When they were just outside the base, their hotel in the Black Hills, where 4 feet of snow was reported, called and told the group to find different lodging. Luckily the hotel on the base, which had already lost power, had rooms available. The bus cautiously followed a snow plow onto the base during a Oct. 4 and would not leave again until late in the morning Oct. 6.
Once the cancellation of the race events was confirmed and realizing the Life Runners would be stuck inside all day, Castle encouraged the group to not let the opportunity pass them by and to use the time to grow closer as a team and closer to God. They ended up holding a prayer session where runners shared stories of their faith journey and how they came to be LIFE Runners.
Before they headed home Oct. 6, they were able to attend Sunday Mass at the Cathedral of Our Lady of Perpetual Help in Rapid City, S.D., where Father Joe Coffey was the celebrant.
Despite the storm, the racers were able to stay positive throughout the whole ordeal knowing that sometimes God has different plans.
"I'd do it again in a heartbeat," said Chris Talley, who spent months in training for the South Dakota trip after having been on the fence about running a marathon.
"I found something so much greater than just a marathon or a half marathon," she said.
The next three official races that the Life Runners organization has scheduled and considers its "triple crown" are: March for Life/LIFE Runners "Nellie Gray 5K," Jan. 22, 2014, in Washington; "A-cross America Relay," March 5 to April 13, 2014, covering 4,089 miles; and the 2014 Air Force 1K/5K/Half/Full Marathon at Wright-Patterson AFB in Dayton, Ohio.

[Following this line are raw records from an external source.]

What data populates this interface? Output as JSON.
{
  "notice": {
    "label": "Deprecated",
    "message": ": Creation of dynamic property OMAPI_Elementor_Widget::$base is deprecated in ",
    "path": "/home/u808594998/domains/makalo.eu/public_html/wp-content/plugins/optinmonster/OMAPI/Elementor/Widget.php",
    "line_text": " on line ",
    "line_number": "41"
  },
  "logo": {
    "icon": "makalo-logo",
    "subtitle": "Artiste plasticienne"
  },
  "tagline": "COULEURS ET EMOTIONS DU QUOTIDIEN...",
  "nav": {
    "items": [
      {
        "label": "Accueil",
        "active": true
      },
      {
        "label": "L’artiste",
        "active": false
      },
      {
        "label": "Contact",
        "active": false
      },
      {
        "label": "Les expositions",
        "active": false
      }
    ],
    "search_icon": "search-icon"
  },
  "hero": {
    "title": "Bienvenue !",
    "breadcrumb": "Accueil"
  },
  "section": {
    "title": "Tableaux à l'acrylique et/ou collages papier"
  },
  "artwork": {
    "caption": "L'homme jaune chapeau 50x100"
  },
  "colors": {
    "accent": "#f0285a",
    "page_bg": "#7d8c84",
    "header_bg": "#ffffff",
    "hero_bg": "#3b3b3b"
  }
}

Boesch is a reporter at the St. Louis Review, newspaper of the Archdiocese of St. Louis.